Minna Kabir, voluntary children's rights worker who has long been associated with the legal aid cell at the juvenile justice boards in Delhi, said: "The law says it is not the crime that matters, it is the child standing before you that matters."
"Why should we treat him as different from other children? If a child has committed a crime, it means society has failed him in one way or another and needs to think about his reform and rehabilitation," said Kabir whose husband Altamas Kabir is the Chief Justice of India.
She said calls for reducing the age of juvenility for those accused of heinous crimes are unjustified.
"We should strike a balance in our thinking. Instead of reacting with hysteria, various people should come up with constructive ideas to combat the systemic failure that leads to criminality. There is need for proper education, counselling of these children. Society seems to encourage sex, advertisements today are full of sexual situations, we are losing values and that is why such cases are happening," Kabir said.
Professor Ved Kumari, expert on juvenile justice law and ex-chairperson of the Delhi Judicial Academy, said: "Let our outrage at the absence of safe spaces for women not blind us to the absence of care to children."

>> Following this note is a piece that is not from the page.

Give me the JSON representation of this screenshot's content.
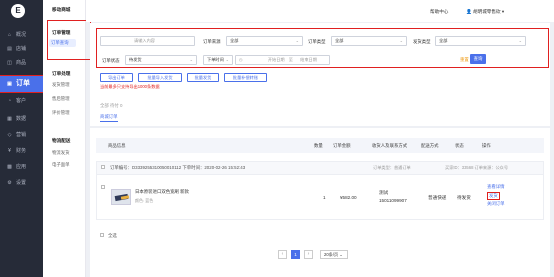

Raaj Mangal Prasad, former chairperson of the child welfare committee, cautioned against a "knee jerk reaction". "A change in the law will have a negative impact on all children who are in vulnerable positions. What will you do if a 13-year-old is accused of rape and murder?" he said.